Monroe Library tops in national survey
Loyola press release - August 4, 2008
Loyola University New Orleans is one of the nation’s best institutions for undergraduate education, according to The Princeton Review. The New York-based education services company known for its test-prep courses features the college in the just-published 2009 edition of its annual book, “The Best 368 Colleges.”
Loyola’s J. Edgar and Louise S. Monroe Library again was recognized by students as being one of the top college libraries in the country. It ranked seventh nationally in the “Best College Library” category. This is the third year in a row the Monroe Library has made the top 10 list. Topping the list is Harvard University.
“The Monroe Library’s rating is a testament to the hard work of the great people who operate our campus library system,” said Sal Liberto, vice president of enrollment management at Loyola. “They are thoughtful and collaborative in their approach, always placing the work of students and faculty at the center of their planning. They always seem to be anticipating research needs, and this bodes beautifully for the future of scholarship on our campus.”
Loyola also ranked 16th among the colleges in the category of “Town-Gown Relations,” which recognizes positive student-community relations. Last year, Loyola ranked 20th.
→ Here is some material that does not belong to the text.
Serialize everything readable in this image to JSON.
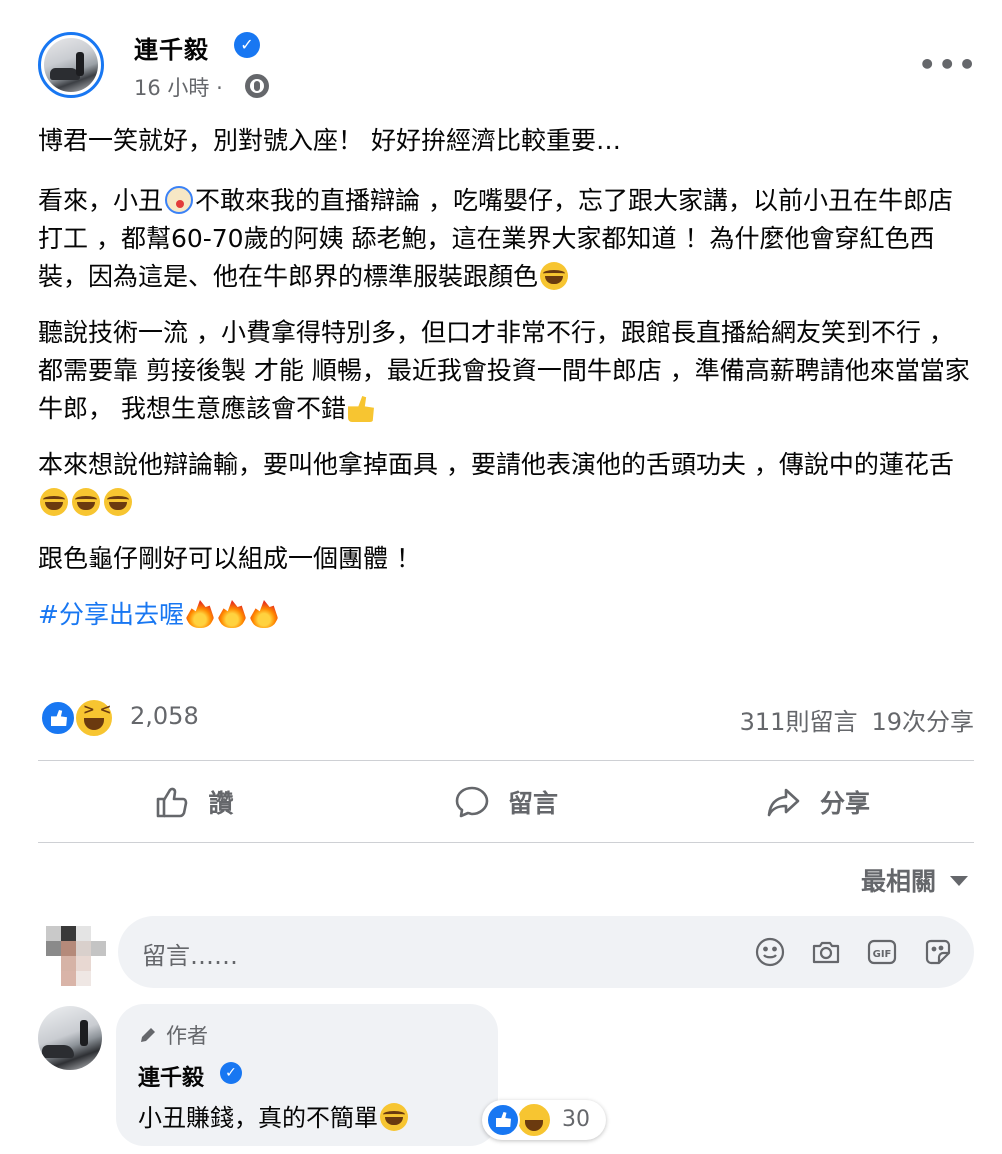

“Loyola is known for its commitment to this great city; we reveal New Orleans to our students in our classrooms, and extol its culture in our programming,” Liberto continued. “Given the depth of our century-long partnership, Loyola is not just in New Orleans, but, is of New Orleans. Our campus works very hard, through organizations like LUCAP and our Executive Mentoring Program, to ensure that learning is not limited to the classroom. Our Town-Gown Relations rating suggests, correctly, that our blackboards have no boundaries.”
Only about 15 percent of America’s 2,500 four-year colleges and two Canadian colleges are in the book, which features two-page profiles of the schools and student survey-based ranking lists of top 20 colleges in more than 60 categories.
In a “Survey Says” sidebar in the book’s profile on Loyola, the Princeton Review lists the topics which those students who were surveyed were in most agreement about. The list includes, “Great computer facilities,” “Great library,” and “Great off-campus food.”
Says Robert Franek, Princeton Review's vice president for publishing, “We chose schools for this book primarily for their outstanding academics. We evaluated them based on institutional data we collect about the schools, feedback from students attending them, and our visits to schools over the years. We also consider the opinions of independent college counselors, students, and parents we hear from year-long. Finally, we work to have a wide representation of colleges in the book by region, size, selectivity and character."
The ranking lists in "The Best 368 Colleges" are based on The Princeton Review's survey of 120,000 students (about 325 per campus on average) attending the 368 colleges in the book. A college's appearance on these lists is attributable to a high consensus among its surveyed students about the subject. The 80-question survey asked students to rate their schools on several topics and report on their campus experiences at them. Ranking lists report the top 20 schools in categories that range from best professors, administration, and campus food to lists based on student body political leanings, race/class relations, sports interests, and other aspects of campus life. The Princeton Review does not rank the colleges in the book 1 to 368 in any category, nor do the rankings reflect The Princeton Review's opinion of the schools.
The Best 368 Colleges is one of nearly 200 Princeton Review books published by Random House. For more information, please contact the Loyola University Office of Public Affairs at (504) 861-5888 or Princeton Review Books contact Jeanne Krier at (212) 539-1350. To review The Princeton Review book’s annual ranking lists, visit http://www.PrincetonReview.com